The long-rumored sponsor change from Nextel to Sprint finally happened in the off-season. Nextel did well promoting the sport after becoming the title series in 2004, so little should change with Sprint.

The biggest problem the change poses is an occasional slip by a driver during his post-race interview. Does anyone else still accidentally call the series Winston Cup every now and then?

4: Gibbs trades in his Chevy for a Toyota

This was one of the more surprising moves during the off-season. Joe Gibbs Racing had two drivers in the Chase for the Cup and won four races with Chevy in 2007. JGR was offered a treasure to switch to Camry despite Toyota’s miserable season last year.

However, Gibbs isn’t a stranger to changing manufacturers despite success with his current brand. In 1997, his team switched from Chevy over to struggling Pontiac. The team flourished and was dominant in the late 1990s before winning Wintston Cups with Bobby Labonte in 2000 and Tony Stewart in 2002.

Incredibly, the year after Stewart’s championship, the team switched back to Chevy and didn’t miss a beat. Stewart continued to be one of the circuit’s elite drivers and won the Cup again in 2005. All eyes will be on Gibbs to see if his team can become the flagship for Toyota after it suffered through a forgettable rookie season.

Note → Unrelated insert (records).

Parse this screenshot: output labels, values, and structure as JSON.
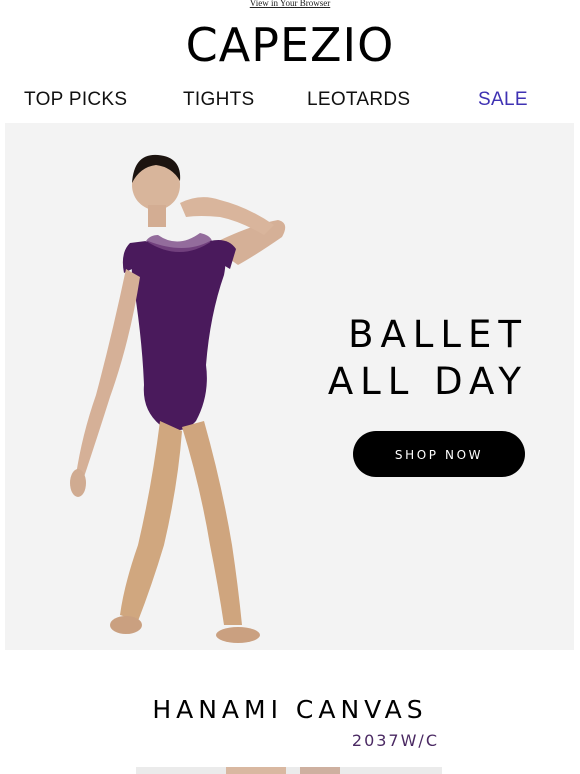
{
  "header": {
    "browser_link": "View in Your Browser",
    "logo": "CAPEZIO"
  },
  "nav": {
    "items": [
      {
        "label": "TOP PICKS"
      },
      {
        "label": "TIGHTS"
      },
      {
        "label": "LEOTARDS"
      },
      {
        "label": "SALE"
      }
    ]
  },
  "hero": {
    "headline_line1": "BALLET",
    "headline_line2": "ALL DAY",
    "cta_label": "SHOP NOW",
    "background_color": "#f3f3f3",
    "leotard_color": "#4a1a5c"
  },
  "product": {
    "name": "HANAMI CANVAS",
    "sku": "2037W/C",
    "sku_color": "#4b2a63"
  },
  "colors": {
    "sale": "#3f32b3",
    "cta_background": "#000000",
    "cta_text": "#ffffff"
  }
}
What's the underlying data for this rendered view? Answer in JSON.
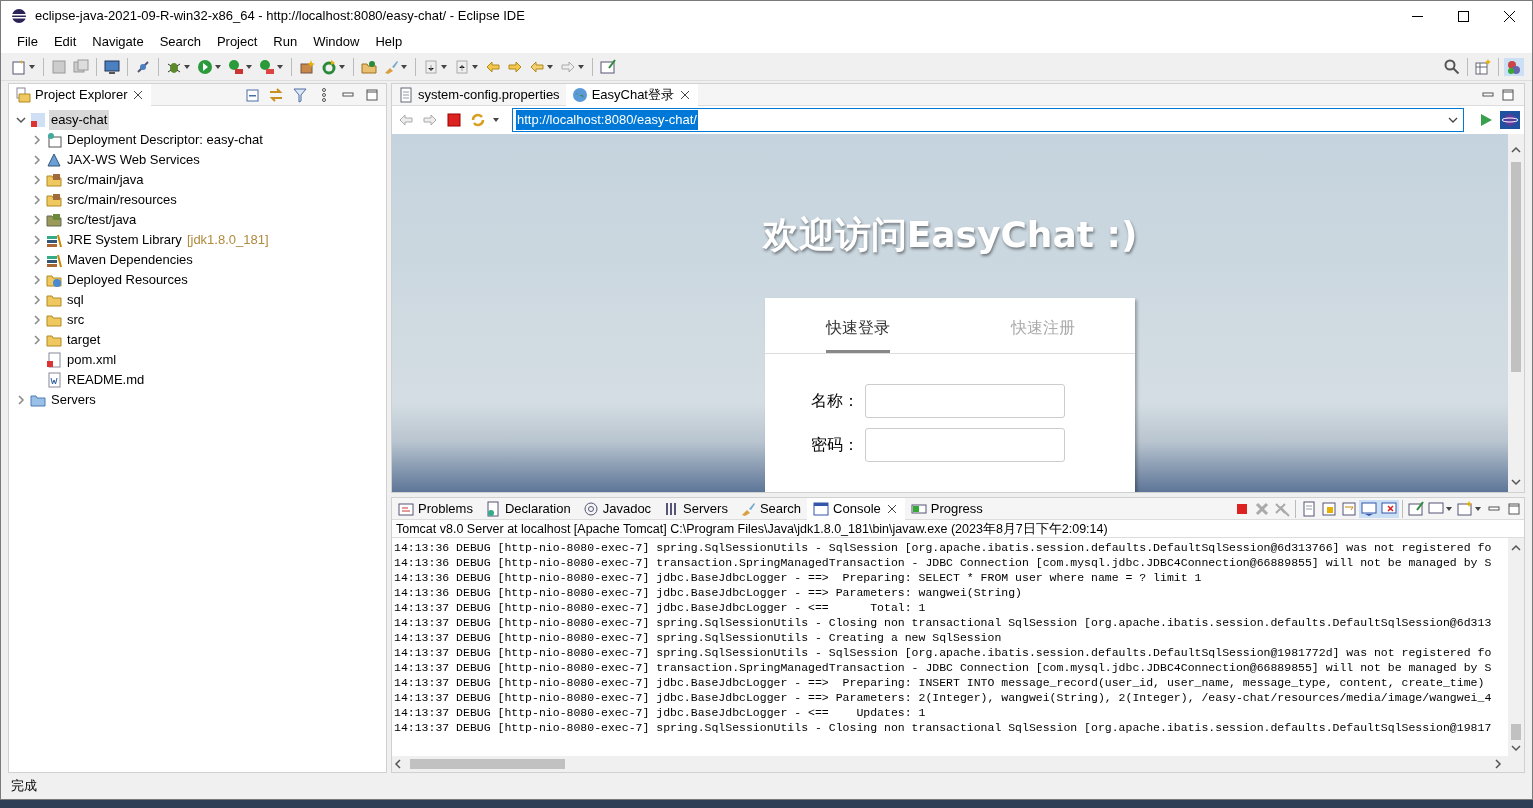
{
  "window": {
    "title": "eclipse-java-2021-09-R-win32-x86_64 - http://localhost:8080/easy-chat/ - Eclipse IDE"
  },
  "menu": [
    "File",
    "Edit",
    "Navigate",
    "Search",
    "Project",
    "Run",
    "Window",
    "Help"
  ],
  "project_explorer": {
    "title": "Project Explorer",
    "tree": [
      {
        "label": "easy-chat",
        "kind": "node",
        "expanded": true,
        "selected": true,
        "children": [
          {
            "label": "Deployment Descriptor: easy-chat",
            "kind": "node",
            "expanded": false,
            "selected": false
          },
          {
            "label": "JAX-WS Web Services",
            "kind": "node",
            "expanded": false,
            "selected": false
          },
          {
            "label": "src/main/java",
            "kind": "node",
            "expanded": false,
            "selected": false
          },
          {
            "label": "src/main/resources",
            "kind": "node",
            "expanded": false,
            "selected": false
          },
          {
            "label": "src/test/java",
            "kind": "node",
            "expanded": false,
            "selected": false
          },
          {
            "label": "JRE System Library",
            "decoration": "[jdk1.8.0_181]",
            "kind": "node",
            "expanded": false,
            "selected": false
          },
          {
            "label": "Maven Dependencies",
            "kind": "node",
            "expanded": false,
            "selected": false
          },
          {
            "label": "Deployed Resources",
            "kind": "node",
            "expanded": false,
            "selected": false
          },
          {
            "label": "sql",
            "kind": "node",
            "expanded": false,
            "selected": false
          },
          {
            "label": "src",
            "kind": "node",
            "expanded": false,
            "selected": false
          },
          {
            "label": "target",
            "kind": "node",
            "expanded": false,
            "selected": false
          },
          {
            "label": "pom.xml",
            "kind": "leaf",
            "selected": false
          },
          {
            "label": "README.md",
            "kind": "leaf",
            "selected": false
          }
        ]
      },
      {
        "label": "Servers",
        "kind": "node",
        "expanded": false,
        "selected": false
      }
    ]
  },
  "editor_tabs": [
    {
      "label": "system-config.properties",
      "selected": false
    },
    {
      "label": "EasyChat登录",
      "selected": true
    }
  ],
  "address_bar": {
    "value": "http://localhost:8080/easy-chat/"
  },
  "web_page": {
    "heading": "欢迎访问EasyChat :)",
    "login_tabs": [
      {
        "label": "快速登录",
        "selected": true
      },
      {
        "label": "快速注册",
        "selected": false
      }
    ],
    "fields": [
      {
        "label": "名称："
      },
      {
        "label": "密码："
      }
    ]
  },
  "bottom_tabs": [
    {
      "label": "Problems",
      "selected": false
    },
    {
      "label": "Declaration",
      "selected": false
    },
    {
      "label": "Javadoc",
      "selected": false
    },
    {
      "label": "Servers",
      "selected": false
    },
    {
      "label": "Search",
      "selected": false
    },
    {
      "label": "Console",
      "selected": true
    },
    {
      "label": "Progress",
      "selected": false
    }
  ],
  "console": {
    "header": "Tomcat v8.0 Server at localhost [Apache Tomcat] C:\\Program Files\\Java\\jdk1.8.0_181\\bin\\javaw.exe  (2023年8月7日下午2:09:14)",
    "lines": [
      "14:13:36 DEBUG [http-nio-8080-exec-7] spring.SqlSessionUtils - SqlSession [org.apache.ibatis.session.defaults.DefaultSqlSession@6d313766] was not registered fo",
      "14:13:36 DEBUG [http-nio-8080-exec-7] transaction.SpringManagedTransaction - JDBC Connection [com.mysql.jdbc.JDBC4Connection@66889855] will not be managed by S",
      "14:13:36 DEBUG [http-nio-8080-exec-7] jdbc.BaseJdbcLogger - ==>  Preparing: SELECT * FROM user where name = ? limit 1",
      "14:13:36 DEBUG [http-nio-8080-exec-7] jdbc.BaseJdbcLogger - ==> Parameters: wangwei(String)",
      "14:13:37 DEBUG [http-nio-8080-exec-7] jdbc.BaseJdbcLogger - <==      Total: 1",
      "14:13:37 DEBUG [http-nio-8080-exec-7] spring.SqlSessionUtils - Closing non transactional SqlSession [org.apache.ibatis.session.defaults.DefaultSqlSession@6d313",
      "14:13:37 DEBUG [http-nio-8080-exec-7] spring.SqlSessionUtils - Creating a new SqlSession",
      "14:13:37 DEBUG [http-nio-8080-exec-7] spring.SqlSessionUtils - SqlSession [org.apache.ibatis.session.defaults.DefaultSqlSession@1981772d] was not registered fo",
      "14:13:37 DEBUG [http-nio-8080-exec-7] transaction.SpringManagedTransaction - JDBC Connection [com.mysql.jdbc.JDBC4Connection@66889855] will not be managed by S",
      "14:13:37 DEBUG [http-nio-8080-exec-7] jdbc.BaseJdbcLogger - ==>  Preparing: INSERT INTO message_record(user_id, user_name, message_type, content, create_time)",
      "14:13:37 DEBUG [http-nio-8080-exec-7] jdbc.BaseJdbcLogger - ==> Parameters: 2(Integer), wangwei(String), 2(Integer), /easy-chat/resources/media/image/wangwei_4",
      "14:13:37 DEBUG [http-nio-8080-exec-7] jdbc.BaseJdbcLogger - <==    Updates: 1",
      "14:13:37 DEBUG [http-nio-8080-exec-7] spring.SqlSessionUtils - Closing non transactional SqlSession [org.apache.ibatis.session.defaults.DefaultSqlSession@19817"
    ]
  },
  "status_bar": {
    "text": "完成"
  }
}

3: Car of Today arrives
The COT had a smooth transition in 2007, although it was used mostly at tracks smaller than a mile in length. Now we’ll see how it handles every Sprint Cup track.

If last week’s Budweiser Shootout is any indication, we better hang on for a wild ride. The racing last Saturday was good, but the cars appeared to be riding rough and difficult to handle. Amazingly, Jimmie Johnson raced with the car he plans to take to Richmond in the summer, a nod to NASCAR’s attempts to save money on racecars.

2: A Nationwide dilemma
The Cup drivers’ dominances in the Nationwide Series (formerly known as Busch) this decade has become a disgrace. The dwindling talent coming up from Nationwide into Cup is an indication of how problematic this issues is becoming. It’s now time for NASCAR to correct this problem.

The series dabbled with the idea of not issuing the regulars from Cup points in the races, which would eliminate them from a championship run. But that would do little to stop them from invading the minor-league series.

NASCAR must take a hard-nosed approach by restricting the number of races Cup regulars can compete. If a driver is in the top-35 in the Cup standings the previous year, he should be allowed to compete in no more than five Nationwide races. A Cup rookie may compete in all races to gain more experience. Something must be done now before the pool of talented drivers dries up.

1: An extra 8 for Little E in 2008
Easily the most talked about story in 2007, Dale Earnhardt Jr. left his late father’s company in favor of Hendrick Motorsports, the powerhouse of NASCAR. This will be a true test for the sport’s most popular driver, as he’ll no longer have excuses for not winning races or championships.

DEI blew an incredible number of engines last year – a problem Hendrick doesn’t seem to have. Junior will have excellent equipment each week and must take advantage of this opportunity. He’ll never be The Intimidator, but he must at least prove he’s not riding his daddy’s coattails anymore.

4 comments:

Kurt Bruner said...

Being a Tony Stewart fan, it will be interesting to see how well he does with the switch.
However, I think Jr. is the one to look out for this year. I say, he wins the championship.

Kyle said...

junior may have won the first duel, but there's no way he's finishing in the top 10 of the 500. john andretti will finish better than earnhardt this sunday

Kurt Bruner said...

I disagree Kyle. I think Junior finishes in the Top 10 and Andretti will be lucky to finish in the Top 15. We'll see Sunday.

Mike Jones said...

One thing we can all agree on is that Hendrick and Gibbs are ridiculous right now. I didn't think Toyota would be such a force this early in development. But as we know, restrictor plate tracks are a much different animal than intermediate and short tracks.